PHOENIX -- When the D-backs reported to Spring Training, there was plenty of optimism that they would be able to win their second National League West title in three years.
Three months later, the D-backs are sellers in the trade market, hoping to restock their farm system.
Injuries have certainly played a part. Ace Brandon Webb hasn't pitched since Opening Day and left fielder Conor Jackson has been out for much of the first half.
Instead of challenging the Dodgers for supremacy in the West, the D-backs will spend the second half evaluating their young talent for 2010.
Club MVPs: For now, it's a shared honor between outfielder Justin Upton and third baseman Mark Reynolds. Upton was the NL's Player of the Month in May and, despite a slump prior to the break, has been a force in the lineup. Reynolds' improved approach at the plate and in the field has been one of the bright spots in the first half.
Call him "Ace": Dan Haren has not only been the best pitcher on the D-backs' staff, but he arguably has been the best in the league. The right-hander has registered a quality start in all but one of his starts and more often than not has been dominating.
Greatest strength: The starting rotation has been the lone consistent part of this team despite Webb making just one start. Haren, Doug Davis, Jon Garland and Max Scherzer have consistently put the team in position to win and pitched their fair share of innings.
Biggest problem: Early in the season it was the offense, but over the last two months it has unquestionably been the bullpen.
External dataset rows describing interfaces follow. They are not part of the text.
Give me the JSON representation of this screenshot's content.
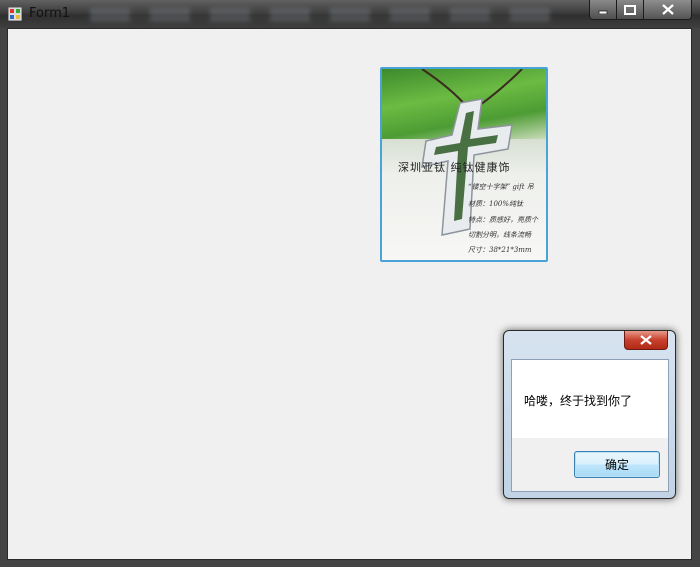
{
  "window": {
    "title": "Form1"
  },
  "picture": {
    "heading": "深圳亚钛 纯钛健康饰",
    "lines": [
      "“镂空十字架” gift 吊",
      "材质：100%纯钛",
      "特点：质感好，亮质个",
      "切割分明，线条流畅",
      "尺寸：38*21*3mm"
    ]
  },
  "dialog": {
    "message": "哈喽，终于找到你了",
    "ok_label": "确定"
  },
  "colors": {
    "accent": "#4aa3d6",
    "close_red": "#c7402c",
    "client_bg": "#f0f0f0"
  },
  "icons": {
    "app": "winform-app-icon",
    "minimize": "minimize-icon",
    "maximize": "maximize-icon",
    "close": "close-icon",
    "dialog_close": "close-icon"
  }
}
While there have been positives, the 'pen as a whole has been an Achilles' heel.
Biggest surprise: On May 8, the D-backs named A.J. Hinch to replace manager Bob Melvin. That Melvin was dismissed was not a huge surprise given his deteriorating relationship with GM Josh Byrnes, but the hiring of Hinch, who had no prior managerial experience and was the team's farm director, caught everyone, including those in the clubhouse, off guard.
Team needs: The D-backs have dug themselves too deep a hole to make the playoffs a realistic goal. Instead, the team needs to focus on the future. The team is committed to its core players so it needs to figure out what moves need to be made around it in order to retool for 2010 and beyond. That includes giving some of its younger players consistent playing time and dealing free agents-to-be, veterans such as and Felipe Lopez, to restock the farm system.
He said it: "Our stated objective is pretty clear. We have a core of players that we don't' really want to touch, we have some players we might consider if we get pieces back that have long-term value to us. Those discussions will go on. Whether they lead to more trades or not, I don't know." -- Byrnes.
Mark your calendar: The bill for all those home games in April comes due in August when the D-backs play 19 of their 28 games away from Chase Field. The month includes two three-city trips.
Fearless second-half prediction: The D-backs will play better in the second half, but not well enough to reach the .500 mark overall.
Steve Gilbert is a reporter for MLB.com. This story was not subject to the approval of Major League Baseball or its clubs.